◆ **WORK ITEM**: Return all entries word for word, but drop any images.

*** THE DATA ***

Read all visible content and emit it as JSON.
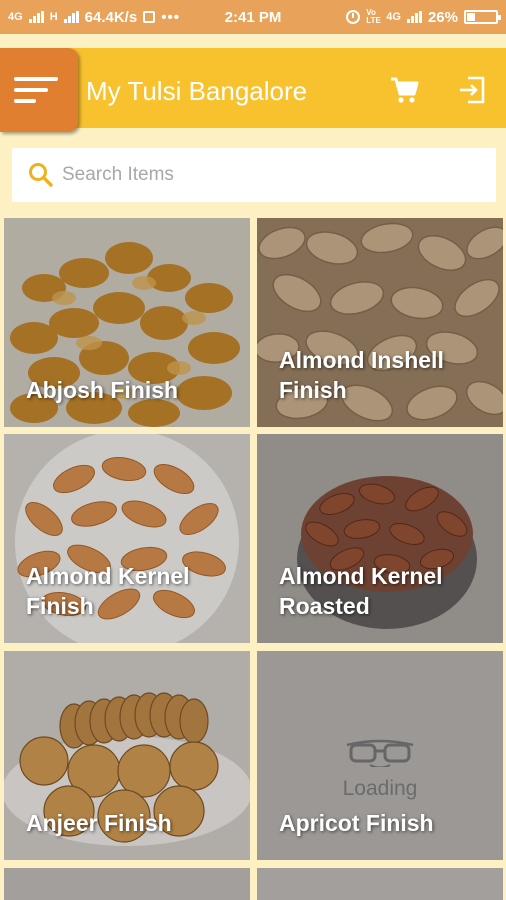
{
  "status_bar": {
    "network_left": "4G",
    "network_h": "H",
    "speed": "64.4K/s",
    "dots": "•••",
    "time": "2:41 PM",
    "volte": "Vo LTE",
    "network_right": "4G",
    "battery": "26%"
  },
  "app_bar": {
    "title": "My Tulsi Bangalore",
    "menu_icon": "hamburger-menu-icon",
    "cart_icon": "cart-icon",
    "exit_icon": "exit-icon",
    "color": "#f8c12e",
    "menu_color": "#e07f2f"
  },
  "search": {
    "placeholder": "Search Items",
    "icon": "search-icon"
  },
  "products": [
    {
      "label": "Abjosh Finish"
    },
    {
      "label": "Almond Inshell Finish"
    },
    {
      "label": "Almond Kernel Finish"
    },
    {
      "label": "Almond Kernel Roasted"
    },
    {
      "label": "Anjeer Finish"
    },
    {
      "label": "Apricot Finish",
      "loading_text": "Loading"
    }
  ]
}
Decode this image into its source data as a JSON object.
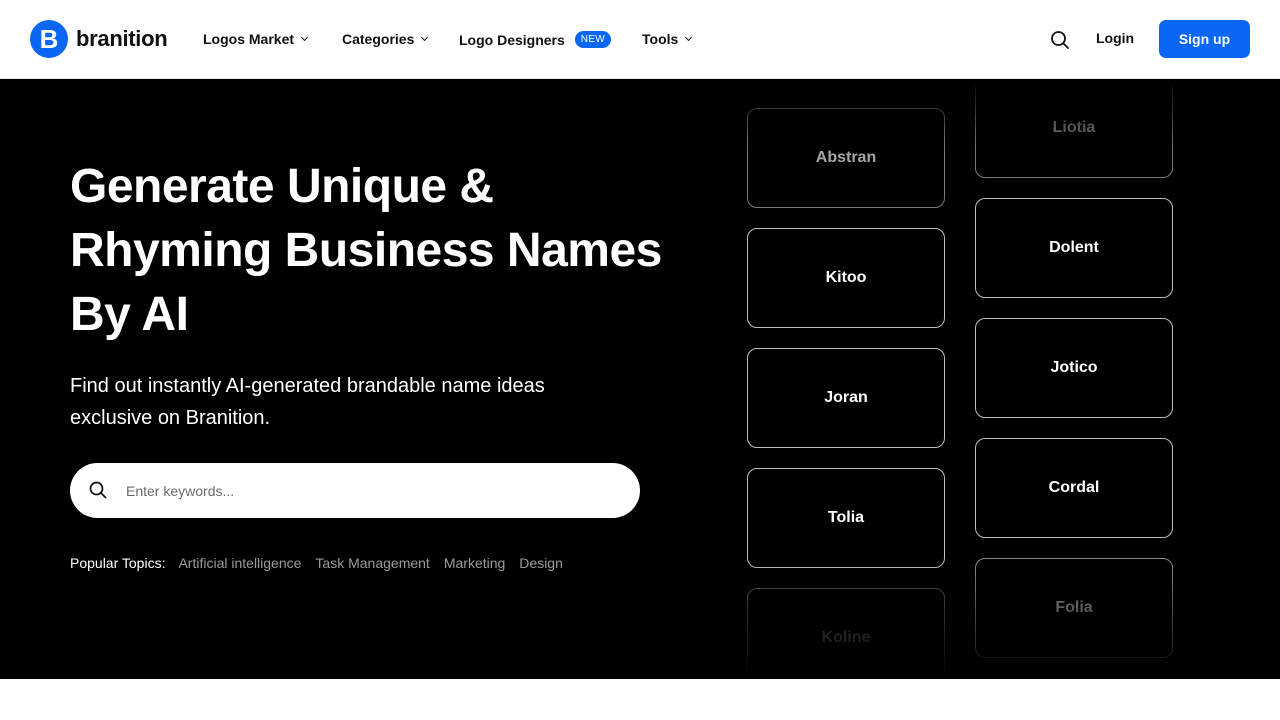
{
  "brand": {
    "name": "branition",
    "mark": "B",
    "color": "#0a66f5"
  },
  "nav": {
    "items": [
      {
        "label": "Logos Market"
      },
      {
        "label": "Categories"
      },
      {
        "label": "Logo Designers",
        "badge": "NEW"
      },
      {
        "label": "Tools"
      }
    ],
    "login_label": "Login",
    "signup_label": "Sign up"
  },
  "hero": {
    "headline": "Generate Unique & Rhyming Business Names By AI",
    "subtitle": "Find out instantly AI-generated brandable name ideas exclusive on Branition.",
    "search_placeholder": "Enter keywords...",
    "search_value": "",
    "popular_label": "Popular Topics:",
    "popular_topics": [
      "Artificial intelligence",
      "Task Management",
      "Marketing",
      "Design"
    ]
  },
  "name_cards": {
    "left_column": [
      "Abstran",
      "Kitoo",
      "Joran",
      "Tolia",
      "Koline"
    ],
    "right_column": [
      "Liotia",
      "Dolent",
      "Jotico",
      "Cordal",
      "Folia"
    ]
  }
}
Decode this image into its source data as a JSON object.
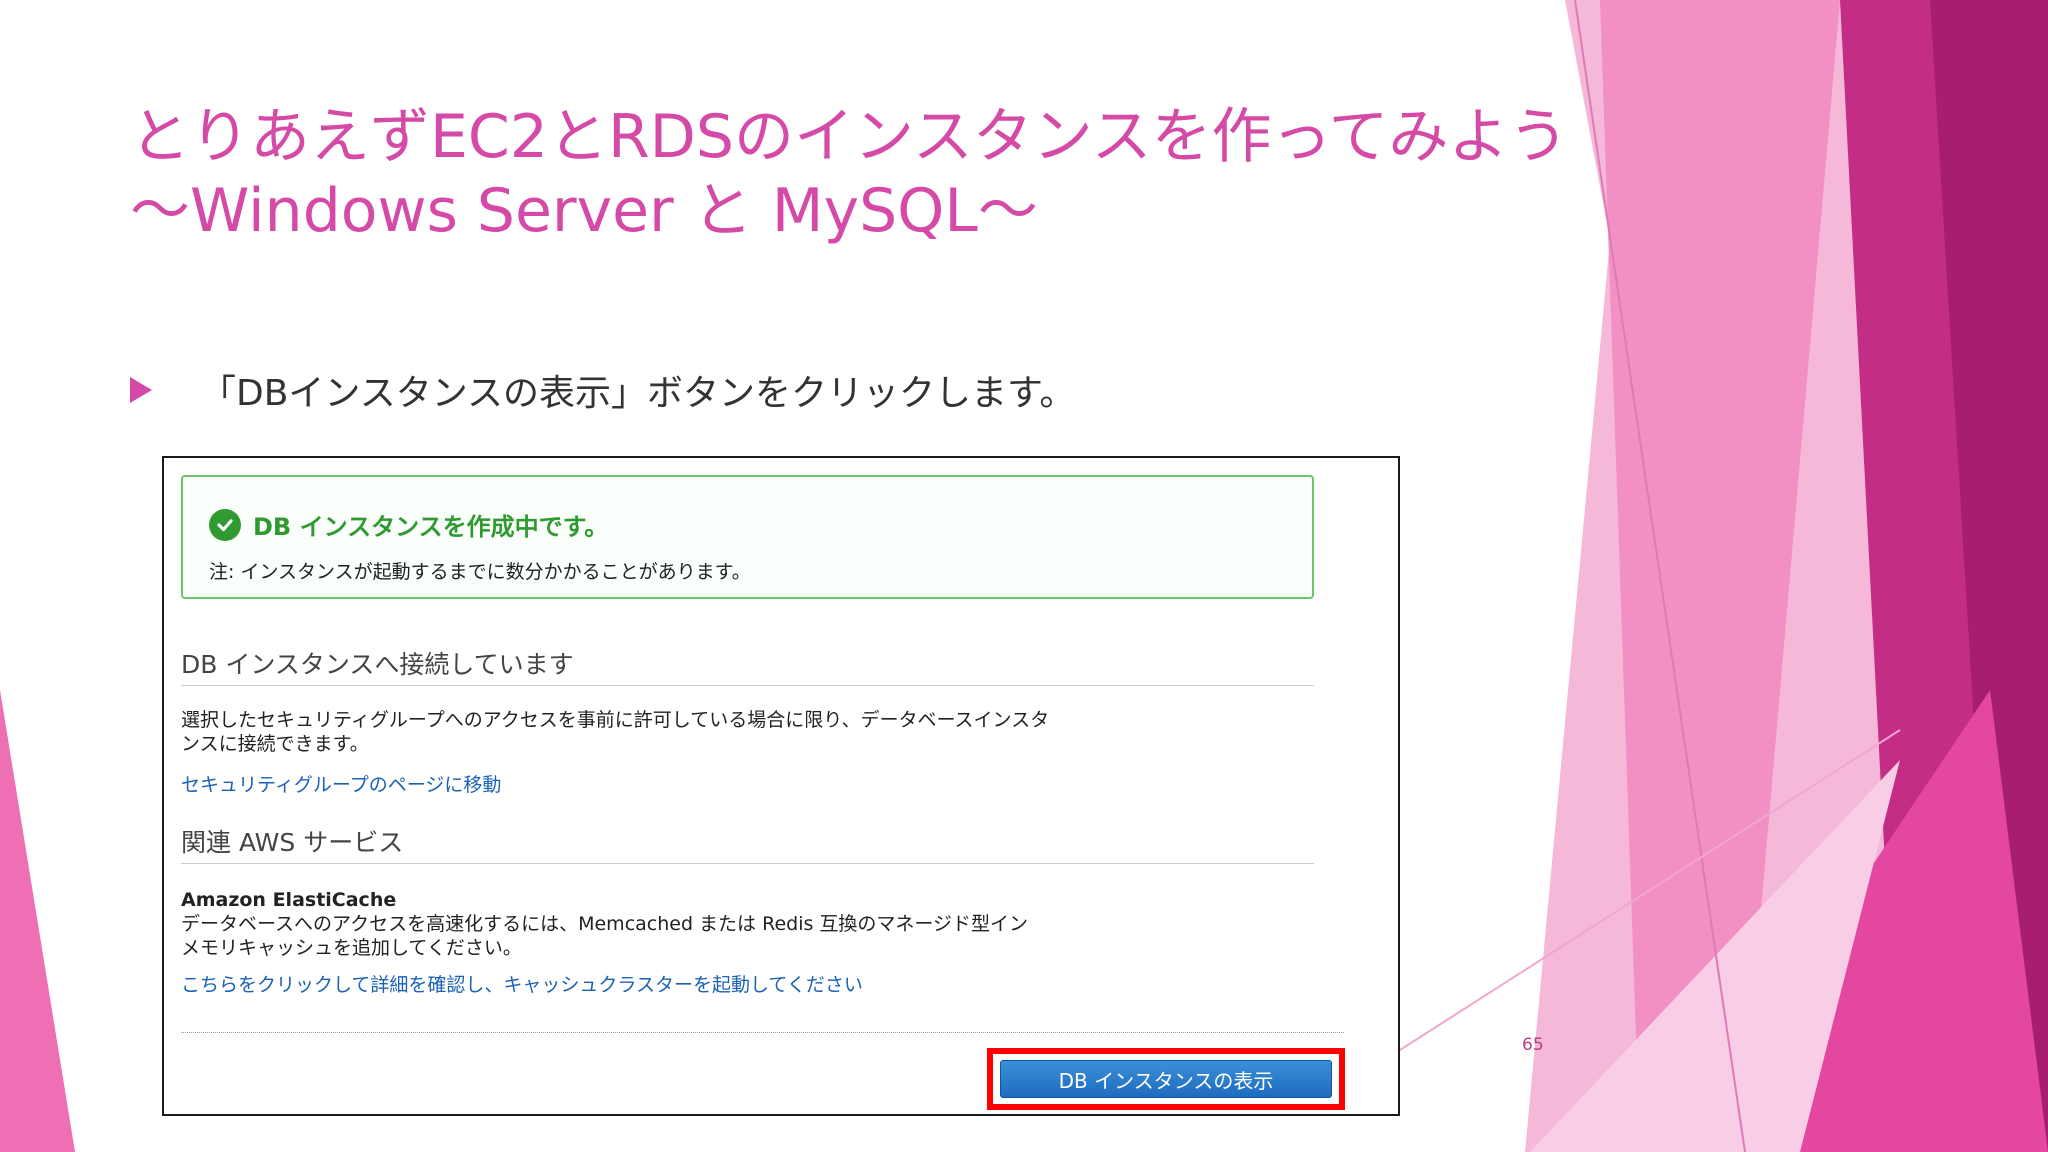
{
  "slide": {
    "title_line1": "とりあえずEC2とRDSのインスタンスを作ってみよう",
    "title_line2": "～Windows Server と MySQL～",
    "bullet": "「DBインスタンスの表示」ボタンをクリックします。",
    "page_number": "65",
    "accent_color": "#d44aa6"
  },
  "screenshot": {
    "alert": {
      "icon": "check-circle-icon",
      "title": "DB インスタンスを作成中です。",
      "note": "注: インスタンスが起動するまでに数分かかることがあります。"
    },
    "connect_section": {
      "heading": "DB インスタンスへ接続しています",
      "body_line1": "選択したセキュリティグループへのアクセスを事前に許可している場合に限り、データベースインスタ",
      "body_line2": "ンスに接続できます。",
      "link": "セキュリティグループのページに移動"
    },
    "related_section": {
      "heading": "関連 AWS サービス",
      "service_name": "Amazon ElastiCache",
      "desc_line1": "データベースへのアクセスを高速化するには、Memcached または Redis 互換のマネージド型イン",
      "desc_line2": "メモリキャッシュを追加してください。",
      "link": "こちらをクリックして詳細を確認し、キャッシュクラスターを起動してください"
    },
    "view_button_label": "DB インスタンスの表示"
  }
}
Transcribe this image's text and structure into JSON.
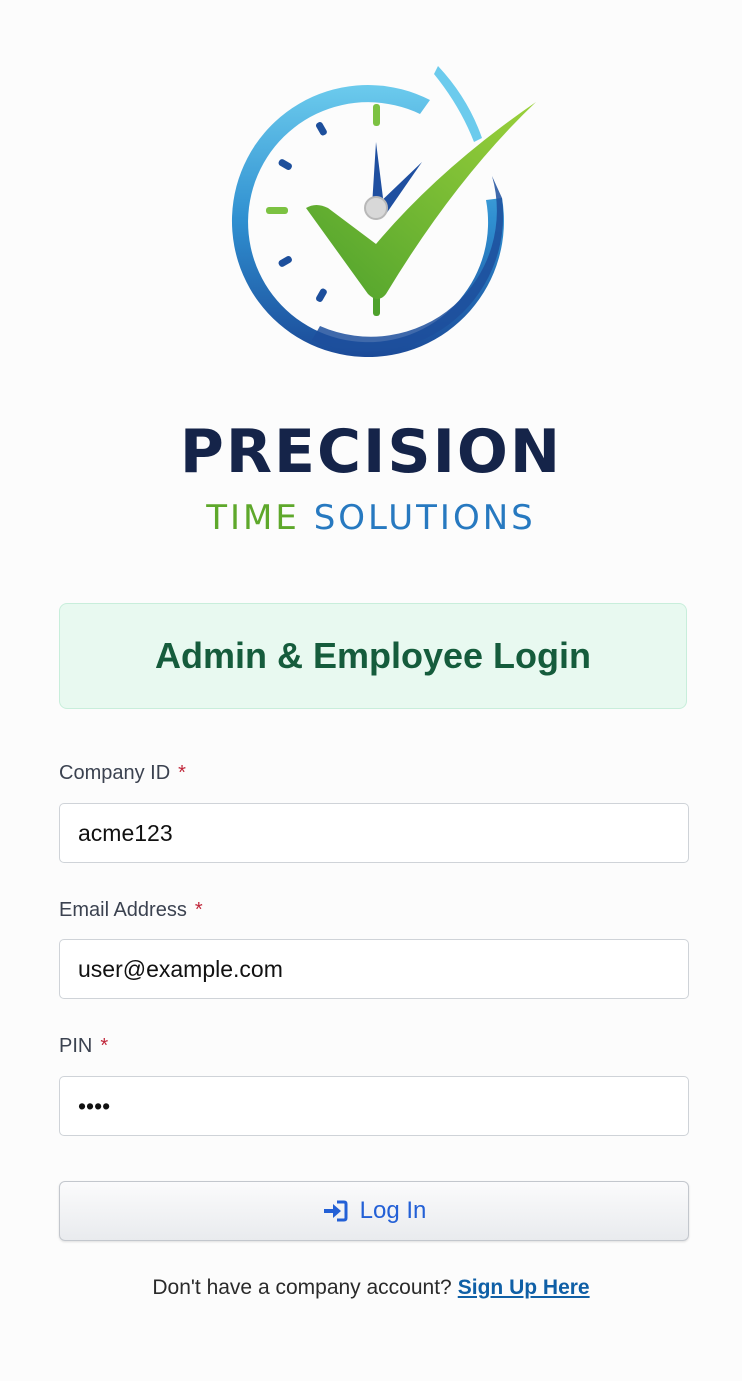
{
  "brand": {
    "name": "PRECISION",
    "tagline_part1": "TIME",
    "tagline_part2": "SOLUTIONS"
  },
  "login": {
    "heading": "Admin & Employee Login"
  },
  "form": {
    "company_id": {
      "label": "Company ID",
      "required_mark": "*",
      "value": "acme123"
    },
    "email": {
      "label": "Email Address",
      "required_mark": "*",
      "value": "user@example.com"
    },
    "pin": {
      "label": "PIN",
      "required_mark": "*",
      "value": "1234"
    },
    "submit_label": "Log In"
  },
  "signup": {
    "prompt": "Don't have a company account?",
    "link_label": "Sign Up Here"
  },
  "icons": {
    "logo": "clock-checkmark-logo",
    "login": "sign-in-icon"
  },
  "colors": {
    "brand_navy": "#152449",
    "brand_green": "#5ea82b",
    "brand_blue": "#2779c0",
    "banner_bg": "#e8f9f0",
    "banner_text": "#155c3c",
    "required": "#c0263a",
    "button_text": "#2360d6",
    "link": "#0f5fa6"
  }
}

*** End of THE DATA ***

◆ **SOLUTION FOR THIS EXERCISE**:
Read all visible content and emit it as JSON.
{
  "status_bar": {
    "network_left": "4G",
    "network_h": "H",
    "speed": "64.4K/s",
    "dots": "•••",
    "time": "2:41 PM",
    "volte": "Vo LTE",
    "network_right": "4G",
    "battery": "26%"
  },
  "app_bar": {
    "title": "My Tulsi Bangalore",
    "menu_icon": "hamburger-menu-icon",
    "cart_icon": "cart-icon",
    "exit_icon": "exit-icon",
    "color": "#f8c12e",
    "menu_color": "#e07f2f"
  },
  "search": {
    "placeholder": "Search Items",
    "icon": "search-icon"
  },
  "products": [
    {
      "label": "Abjosh Finish"
    },
    {
      "label": "Almond Inshell Finish"
    },
    {
      "label": "Almond Kernel Finish"
    },
    {
      "label": "Almond Kernel Roasted"
    },
    {
      "label": "Anjeer Finish"
    },
    {
      "label": "Apricot Finish",
      "loading_text": "Loading"
    }
  ]
}
Decode this image into its source data as a JSON object.
{
  "brand": {
    "name": "branition",
    "mark": "B",
    "color": "#0a66f5"
  },
  "nav": {
    "items": [
      {
        "label": "Logos Market"
      },
      {
        "label": "Categories"
      },
      {
        "label": "Logo Designers",
        "badge": "NEW"
      },
      {
        "label": "Tools"
      }
    ],
    "login_label": "Login",
    "signup_label": "Sign up"
  },
  "hero": {
    "headline": "Generate Unique & Rhyming Business Names By AI",
    "subtitle": "Find out instantly AI-generated brandable name ideas exclusive on Branition.",
    "search_placeholder": "Enter keywords...",
    "search_value": "",
    "popular_label": "Popular Topics:",
    "popular_topics": [
      "Artificial intelligence",
      "Task Management",
      "Marketing",
      "Design"
    ]
  },
  "name_cards": {
    "left_column": [
      "Abstran",
      "Kitoo",
      "Joran",
      "Tolia",
      "Koline"
    ],
    "right_column": [
      "Liotia",
      "Dolent",
      "Jotico",
      "Cordal",
      "Folia"
    ]
  }
}
Decode this image into its source data as a JSON object.
{
  "slide": {
    "title_line1": "とりあえずEC2とRDSのインスタンスを作ってみよう",
    "title_line2": "～Windows Server と MySQL～",
    "bullet": "「DBインスタンスの表示」ボタンをクリックします。",
    "page_number": "65",
    "accent_color": "#d44aa6"
  },
  "screenshot": {
    "alert": {
      "icon": "check-circle-icon",
      "title": "DB インスタンスを作成中です。",
      "note": "注: インスタンスが起動するまでに数分かかることがあります。"
    },
    "connect_section": {
      "heading": "DB インスタンスへ接続しています",
      "body_line1": "選択したセキュリティグループへのアクセスを事前に許可している場合に限り、データベースインスタ",
      "body_line2": "ンスに接続できます。",
      "link": "セキュリティグループのページに移動"
    },
    "related_section": {
      "heading": "関連 AWS サービス",
      "service_name": "Amazon ElastiCache",
      "desc_line1": "データベースへのアクセスを高速化するには、Memcached または Redis 互換のマネージド型イン",
      "desc_line2": "メモリキャッシュを追加してください。",
      "link": "こちらをクリックして詳細を確認し、キャッシュクラスターを起動してください"
    },
    "view_button_label": "DB インスタンスの表示"
  }
}
Transcribe this image's text and structure into JSON.
{
  "brand": {
    "name": "PRECISION",
    "tagline_part1": "TIME",
    "tagline_part2": "SOLUTIONS"
  },
  "login": {
    "heading": "Admin & Employee Login"
  },
  "form": {
    "company_id": {
      "label": "Company ID",
      "required_mark": "*",
      "value": "acme123"
    },
    "email": {
      "label": "Email Address",
      "required_mark": "*",
      "value": "user@example.com"
    },
    "pin": {
      "label": "PIN",
      "required_mark": "*",
      "value": "1234"
    },
    "submit_label": "Log In"
  },
  "signup": {
    "prompt": "Don't have a company account?",
    "link_label": "Sign Up Here"
  },
  "icons": {
    "logo": "clock-checkmark-logo",
    "login": "sign-in-icon"
  },
  "colors": {
    "brand_navy": "#152449",
    "brand_green": "#5ea82b",
    "brand_blue": "#2779c0",
    "banner_bg": "#e8f9f0",
    "banner_text": "#155c3c",
    "required": "#c0263a",
    "button_text": "#2360d6",
    "link": "#0f5fa6"
  }
}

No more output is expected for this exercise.